Meeks brought up the subject again, telling Pompeo, “You scolded her!” and added, “You went after her with venom!” He said that Pompeo had criticized Clinton for her alleged inattention to diplomatic security in the wake of a State Department report about the Benghazi attack. “The insinuation was that therefore [that Clinton] was not interested in diplomatic security,” Meeks said. “If [the investigation] wasn't about bringing Hillary Clinton down at the time, then I ask you, Mr. Secretary, should we conclude that because you've not mentioned it one time, not once, should we conclude based upon that fact that you do not care about diplomatic security, Mr. Secretary?”
Pompeo denied the charge, Meeks tried to cut him off. After a brief exchange, Pompeo raised his voice to say, “You should know, the very first briefing I received as a nominee was from the head of diplomatic security.” When Pompeo added, “Never make an accusation [like that],” Meeks taunted him: “Oh, now the real secretary is coming out!” Pompeo replied, “We had an ambassador killed in Benghazi, Libya.”
Meeks then said that he believes Pompeo personally cares about the safety of American diplomatic personnel, but criticized the Trump administration for funding cuts. “I'm taking him at his word because something was not mentioned in a report does not mean that he doesn’t care,” Meeks said. “But, I think we can conclude that what does matter is how much money is appropriated for diplomatic security.” Pompeo took Meeks head on, defending his work on the Benghazi investigation. “Diplomatic security is not about dollars expended,” he said. "It's about delivering real security, it’s about getting the right outcomes. It's about having the right people in place. It's about being thoughtful about where you put people. We're going to take risks. We're going to be an expeditionary State Department. I think President Trump demands it, I think each of you do as well, but I'll take a backseat to no one with respect to caring about and protecting the people [of the State Department].”
In the annex to the 2016 report on the Benghazi affair, Pompeo joined Rep. Jim Jordan (R-Ohio) in writing:

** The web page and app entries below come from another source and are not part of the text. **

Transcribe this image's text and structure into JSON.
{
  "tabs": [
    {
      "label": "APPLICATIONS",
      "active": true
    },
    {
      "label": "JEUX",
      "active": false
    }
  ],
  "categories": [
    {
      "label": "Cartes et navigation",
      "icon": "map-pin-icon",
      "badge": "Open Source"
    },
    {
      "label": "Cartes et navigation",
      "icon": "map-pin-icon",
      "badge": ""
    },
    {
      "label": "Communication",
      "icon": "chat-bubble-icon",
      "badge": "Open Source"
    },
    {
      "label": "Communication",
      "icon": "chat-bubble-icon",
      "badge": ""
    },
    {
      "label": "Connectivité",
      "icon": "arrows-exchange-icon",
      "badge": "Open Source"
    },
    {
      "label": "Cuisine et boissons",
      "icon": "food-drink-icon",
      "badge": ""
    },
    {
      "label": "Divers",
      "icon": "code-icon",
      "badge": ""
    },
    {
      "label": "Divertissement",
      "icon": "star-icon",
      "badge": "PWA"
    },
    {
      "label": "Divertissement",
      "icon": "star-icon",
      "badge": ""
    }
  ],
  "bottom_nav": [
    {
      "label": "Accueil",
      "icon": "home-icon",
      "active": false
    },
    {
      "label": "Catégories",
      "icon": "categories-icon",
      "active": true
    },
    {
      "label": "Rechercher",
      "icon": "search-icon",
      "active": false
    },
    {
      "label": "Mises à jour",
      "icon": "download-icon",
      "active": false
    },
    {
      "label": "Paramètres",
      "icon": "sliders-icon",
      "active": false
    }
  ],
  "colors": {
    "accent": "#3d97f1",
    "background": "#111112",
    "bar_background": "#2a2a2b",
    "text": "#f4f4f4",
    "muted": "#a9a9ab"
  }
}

“Months before the attack one State Department diplomatic security agent viewed the situation as a ‘suicide mission’ where ‘there was a very good chance that everyone was going to die,’” the lawmakers wrote. “While we may never know for certain exactly why the State Department left Benghazi open in the face of such dangerous conditions, the most plausible answer is troubling. Secretary Clinton pushed for the U.S. to intervene in Libya, which at the time represented one of her signature achievements. To leave Benghazi would have been viewed as her failure and prompted unwelcome scrutiny of her choices. But when faced with a dire situation in Libya, Secretary Clinton had an obligation to act. And she had a clear chance to do so in August 2012 when presented with the facts in a memo from Assistant Secretary Beth Jones that painted a bleak picture of conditions in Libya. Yet, she failed to lead.”